Buprenorphine treatments for opioid use disorder (OUD) among people living with HIV demonstrated beneficial effects in terms of viral load, according to results of a study presented at the virtual Conference on Retroviruses and Opportunistic Infections, held from March 8 to 11, 2020.
Investigators identified 207 people with HIV who started buprenorphine treatment between 2002 and 2018 at the Johns Hopkins Hospital HIV Clinic Cohort. The majority of the cohort were men (69%) and were black (88%); the cohort had a median age of 49 years.
The study allowed for multiple number of treatment episodes, which were defined as continuous buprenorphine prescription with gaps < 30 days. Individuals in the study had a median of 1 (interquartile range [IQR], 1-2) treatment episodes. The median viral loads before and after initial treatment were 80 copies/mL (IQR, 50-6690) and 50 copies/mL (IQR, 50-1721), respectively.
Researchers also employed a quantile liner model to assess the relationship between buprenorphine and viral load. The model considered skewed distribution and the large percentage of individuals who were suppressed, as well as time-varying treatment status.
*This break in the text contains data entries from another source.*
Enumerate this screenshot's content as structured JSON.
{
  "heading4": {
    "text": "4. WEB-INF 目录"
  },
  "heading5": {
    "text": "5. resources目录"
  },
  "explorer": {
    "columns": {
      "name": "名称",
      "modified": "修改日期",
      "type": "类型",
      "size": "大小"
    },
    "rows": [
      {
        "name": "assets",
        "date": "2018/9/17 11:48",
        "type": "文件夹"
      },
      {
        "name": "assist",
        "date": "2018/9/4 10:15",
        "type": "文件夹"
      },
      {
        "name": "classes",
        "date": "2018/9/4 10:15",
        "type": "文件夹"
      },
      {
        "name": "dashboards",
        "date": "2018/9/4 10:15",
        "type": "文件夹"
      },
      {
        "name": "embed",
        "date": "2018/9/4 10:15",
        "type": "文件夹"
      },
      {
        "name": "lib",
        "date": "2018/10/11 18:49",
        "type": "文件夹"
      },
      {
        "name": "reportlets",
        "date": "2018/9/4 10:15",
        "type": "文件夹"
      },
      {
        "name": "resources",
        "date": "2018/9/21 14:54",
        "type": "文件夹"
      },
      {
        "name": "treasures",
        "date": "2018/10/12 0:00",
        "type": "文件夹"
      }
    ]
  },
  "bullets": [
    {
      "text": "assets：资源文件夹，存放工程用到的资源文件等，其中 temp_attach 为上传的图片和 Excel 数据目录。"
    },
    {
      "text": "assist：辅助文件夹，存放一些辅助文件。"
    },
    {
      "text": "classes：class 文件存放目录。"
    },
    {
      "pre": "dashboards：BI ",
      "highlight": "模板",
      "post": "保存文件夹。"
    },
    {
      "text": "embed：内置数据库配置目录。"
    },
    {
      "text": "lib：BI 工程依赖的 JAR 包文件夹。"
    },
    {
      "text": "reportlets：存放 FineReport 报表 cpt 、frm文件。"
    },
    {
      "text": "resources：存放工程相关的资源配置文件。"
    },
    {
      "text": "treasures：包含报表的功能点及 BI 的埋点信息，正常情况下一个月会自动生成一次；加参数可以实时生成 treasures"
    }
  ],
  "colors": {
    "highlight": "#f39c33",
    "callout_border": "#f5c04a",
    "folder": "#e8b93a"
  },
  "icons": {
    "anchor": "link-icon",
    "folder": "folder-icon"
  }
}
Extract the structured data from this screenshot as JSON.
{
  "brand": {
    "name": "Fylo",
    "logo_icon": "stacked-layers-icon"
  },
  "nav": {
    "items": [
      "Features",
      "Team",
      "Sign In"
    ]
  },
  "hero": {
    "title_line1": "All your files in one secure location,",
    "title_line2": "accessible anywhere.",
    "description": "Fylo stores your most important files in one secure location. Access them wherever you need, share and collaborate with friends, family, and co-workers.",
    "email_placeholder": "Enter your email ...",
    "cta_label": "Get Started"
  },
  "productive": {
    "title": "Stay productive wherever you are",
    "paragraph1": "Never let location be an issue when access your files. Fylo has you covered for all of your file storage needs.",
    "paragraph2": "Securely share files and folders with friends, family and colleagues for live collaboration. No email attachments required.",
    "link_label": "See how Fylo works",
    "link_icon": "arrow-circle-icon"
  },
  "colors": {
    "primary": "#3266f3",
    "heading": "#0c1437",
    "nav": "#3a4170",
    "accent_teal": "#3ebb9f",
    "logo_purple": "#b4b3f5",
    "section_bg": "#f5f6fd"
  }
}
The estimated differences in the four quantiles comparing before and after treatment were 25%: 0 (95% CI, -4.675 to 3.889); 50%: -43.94 (95% CI, -156.7 to 1.208); and 75%: -4360 (95% CI, -10930 to -195.8). After treatment, roughly 74% of viral loads were below 1500 copies/mL, which is a meaningful cut-off for the risk for HIV transmissibility, compared with 69% before treatment. Restricting the dataset to individuals who started treatment after 2011 similarly suggested differences of viral load in higher quantiles, but this analysis was limited by a small sample size.
Overall, the data suggested that buprenorphine treatment for OUD among people with HIV is likely to be beneficial by increasing the percentage of people with viral loads below 1500 copies/mL, potentially lowering the overall risk for HIV transmission.
Kim J, Chander G, Lesko CR, Fojo AT, Moore RD, Lau B. Buprenorphine treatment is related to decreased HIV RNA levels among people with HIV. Poster presented at: CROI 2020; March 8–11, 2020; http://www.croiconference.org/sites/default/files/uploads/croi2020-boston-abstract-ebook.pdf. Accessed March 19, 2020.